At temperatures above about 800o F, the plate- or blade-like shape is unstable, and will change to sphere-like shape. The internal energy of the carbide is reduced by changing its shape to a sphere. The excess surface energy is the driving force for the change. The process that leads to the new shape is known as "spheroidization." Another factor besides temperature that will promote spheroidization is high stress. For plain- carbon (SA178, SA192, SA210) and carbon-1/2 molybdenum (SA209) steels, the iron carbide itself is unstable and will transform to graphite and ferrite. Thus, a further step in the microstructural changes is the formation of graphite particles within the steel, a process known as "graphitization."
Graphitization is a well-known phenomenon; and, in fact, the Boiler and Pressure Vessel Code, Section I has notes in Table PG23.1 that warn of the change in iron-carbide to graphite for the plain-carbon steels and the carbon -1/2 molybdenum steels.
The changes to the shape of iron-carbide, spheriodization, and its decomposition into graphite, graphitization, are competing processes. At temperatures above about 1000oF, graphite will appear after spheroidization. At temperatures below about 1000o F, graphitization occurs before the steel is fully spheroidized; that is, the pearlite colonies are still sharply defined, but graphite particles are clearly visible.
The addition of about 1/2% chromium as an alloying element to steels will prevent the change from iron carbide to graphite. Thus, T-2, T-11, and T- 22 materials with 1/2%, 1-1/4%, and 2-1/4% chromium will not graphitize. However, the microstructures will change from ferrite and pearlite to spheroidized carbides and ferrite.
This change in microstructure occurs at elevated temperatures. As temperature increases, the time for transformation decreases.

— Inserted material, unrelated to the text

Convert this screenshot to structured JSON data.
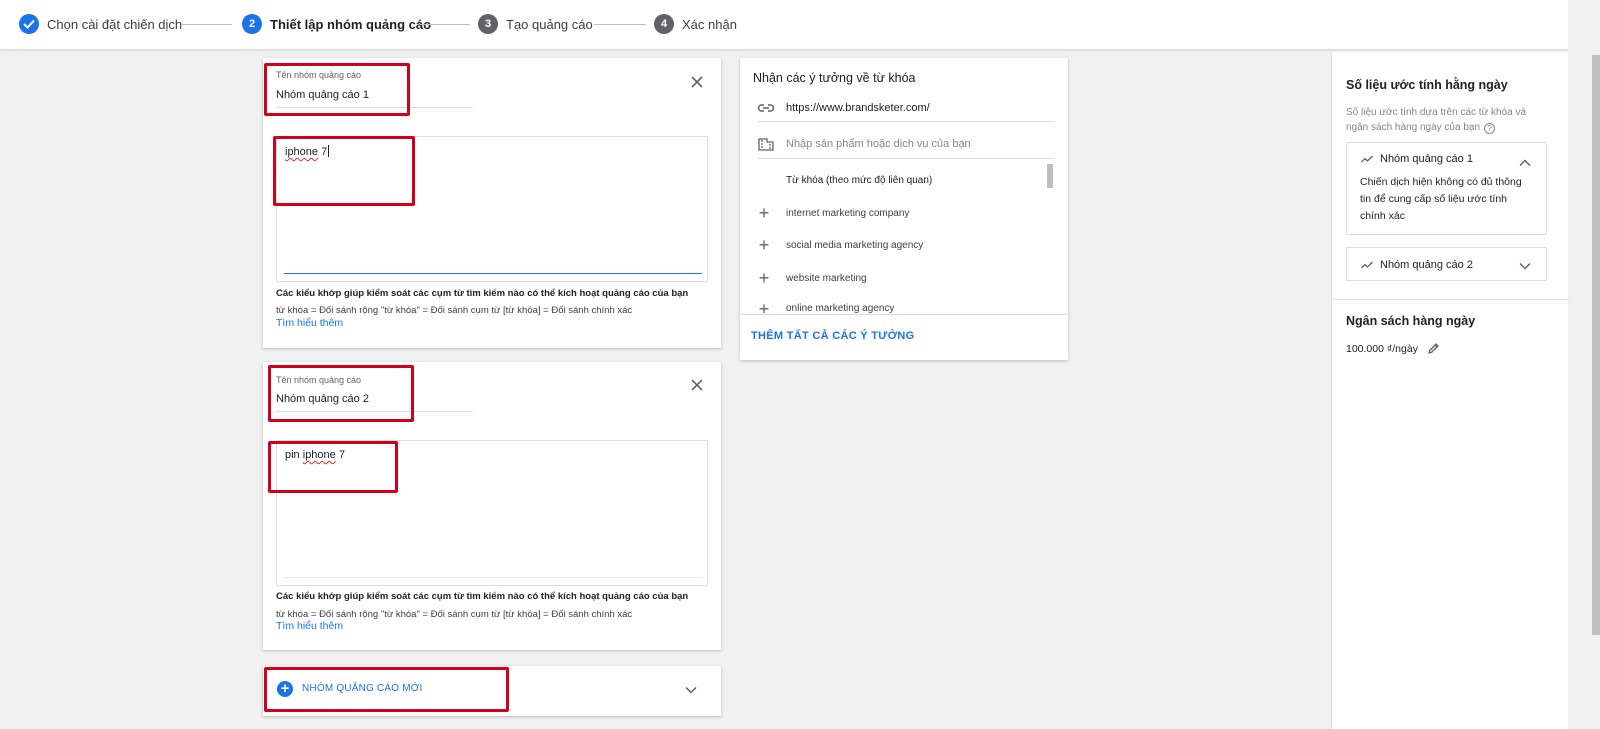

For example, in SA178 or SA210 steels, spheroidization will occur in a few hours at 1300oF, but will take several years at 800-825oF. For T-22, spheroidization takes many years at 950oF, but less than a year at 1100o F. Thus there is an equivalency between time and temperature; equal changes as viewed in the microstructure occur at different times that depend on the service temperature.
Concomitant with these microstructural changes is a decrease in mechanical properties, tensile strength, hardness, creep strength, etc. All are reduced.
The purpose of a detailed metallurgical analysis of a boiler tube is to identify the root cause of the failure or establish the overall material condition and predict the nearness of failure. The microstructure at the rupture, and the tube in general, play an important role in the re-creation of the thermal history. The microstructures just discussed will provide useful information in the study of high temperature-failures.
Editor's note: Some ASME Boiler and Pressure Vessel Code requirements may have changed because of advances in material technology and/or actual experience. The reader is cautioned to refer to the latest edition of the ASME Boiler and Pressure Vessel Code for current requirements.